Without Trump’s signature by Monday, some government operations could shut down on Tuesday morning.

Trump’s objection to the massive bill was unexpected. The reason for his objection was even more surprising: The president believes the $600 stimulus payments are too little.

“I am asking Congress to amend this bill and increase the ridiculously low $600 to $2,000 or $4,000 for a couple,” Trump said in a video on Tuesday.

Trump’s right that $600 is too low to truly help Americans who are struggling with job losses, hunger, potential evictions and other hardships tied to the pandemic.

Although not mentioned by the president, the $300 a week in enhanced unemployment benefits are also too low to help jobless Americans or to stimulate the economy.

Previous legislation, the Coronavirus Aid, Relief, and Economic Security (CARES) Act, had included an extra $600 in unemployment benefits, but that expired during the summer.

While Trump’s conclusion may be correct, his timing is not. His administration — through Treasury Secretary Steven Mnuchin and Chief of Staff Mark Meadows — had proffered a $1.8 trillion relief package earlier this fall. Both Democrats and Republicans objected to the plan. The House passed two relief plans, costing $3 trillion and $2 trillion. In the Senate, Majority Leader Mitch McConnell recently offered a $500 billion plan that did not include funding for unemployed Americans or to help state and local governments that have seen a decline in revenues because of the pandemic and its associated restrictions.
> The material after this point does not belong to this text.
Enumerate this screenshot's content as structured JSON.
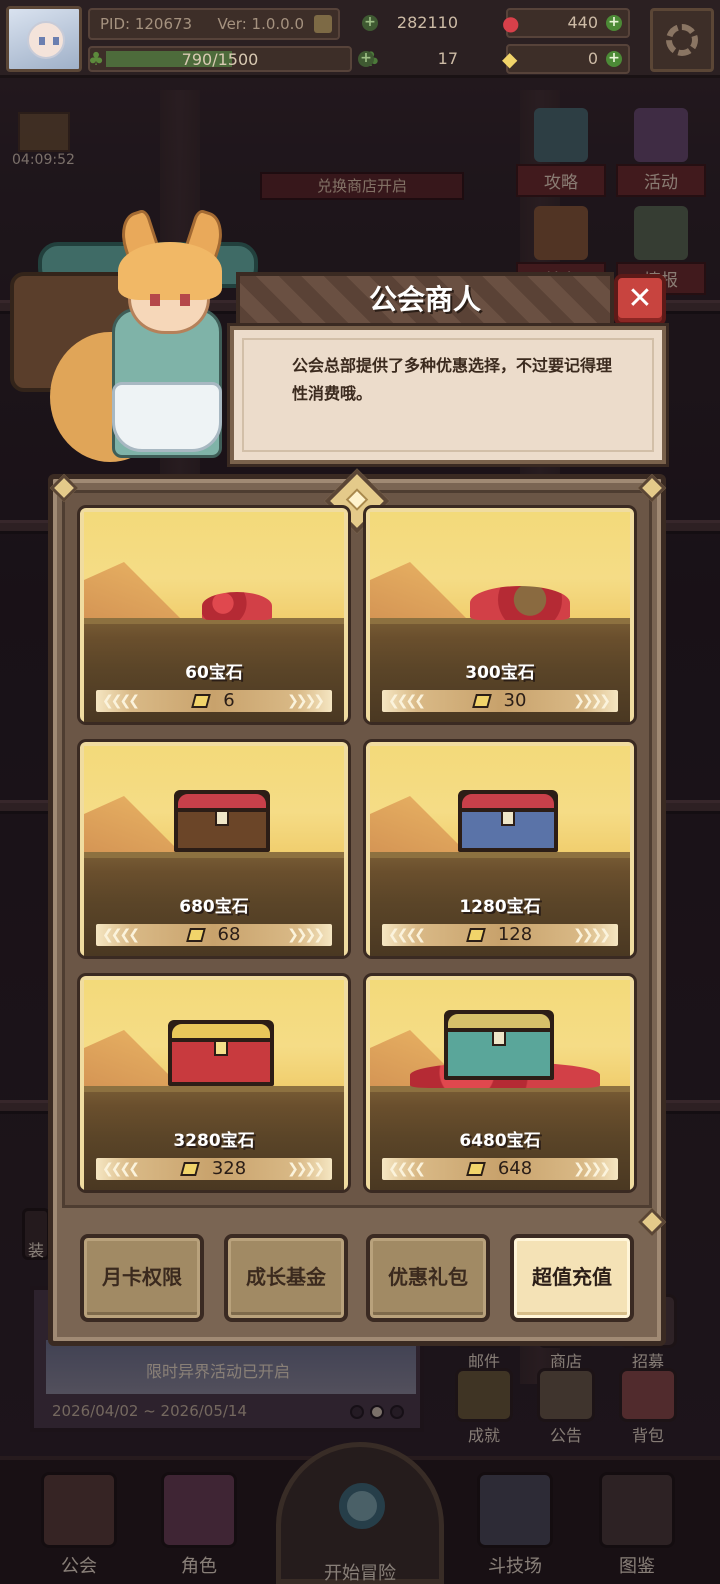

If Trump wanted larger payments to Americans, he should have brokered negotiations directly with congressional leaders or, at least, made sure his emissaries, Mnuchin and Meadows sealed a deal that included the $2,000 payments.

Balking now at the package that Congress has passed will only hurt those Americans who are already struggling, as aid programs end this month. If he refuses to sign the bill, those Americans will have to wait at least a month until a new Congress and new administration begins another round of negotiations on relief legislation.

Trump is also ignoring political reality. Although he says he supports larger payments for struggling Americans, many of his Republican colleagues do not.

So, the prospects of passing a larger relief bill are dim. On Thursday, an unusual Christmas Eve vote on $2,000 relief payments failed in the House, as Republican lawmakers voted against it. The chamber is expected to vote again on Monday.

The situation in Congress is further muddied by the fact that Trump vetoed the National Defense Authorization Act passed by Congress on Dec. 18. The fairly routine bill funds many military operations for the next year.

Trump’s last-minute objections — and blurring of the differences between funding government operations and providing coronavirus-related relief to the American people and businesses — highlight his disengagement from his presidential duties. While he plays golf and spreads disinformation about November’s election, millions of American workers are losing the support they need to make it through the pandemic.

It is not too late for Trump to learn the lessons of the Grinch and Ebenezer Scrooge. Yes, the relief and spending bill passed last week is far from perfect. But, by signing it, the president can improve the welfare of millions of Americans.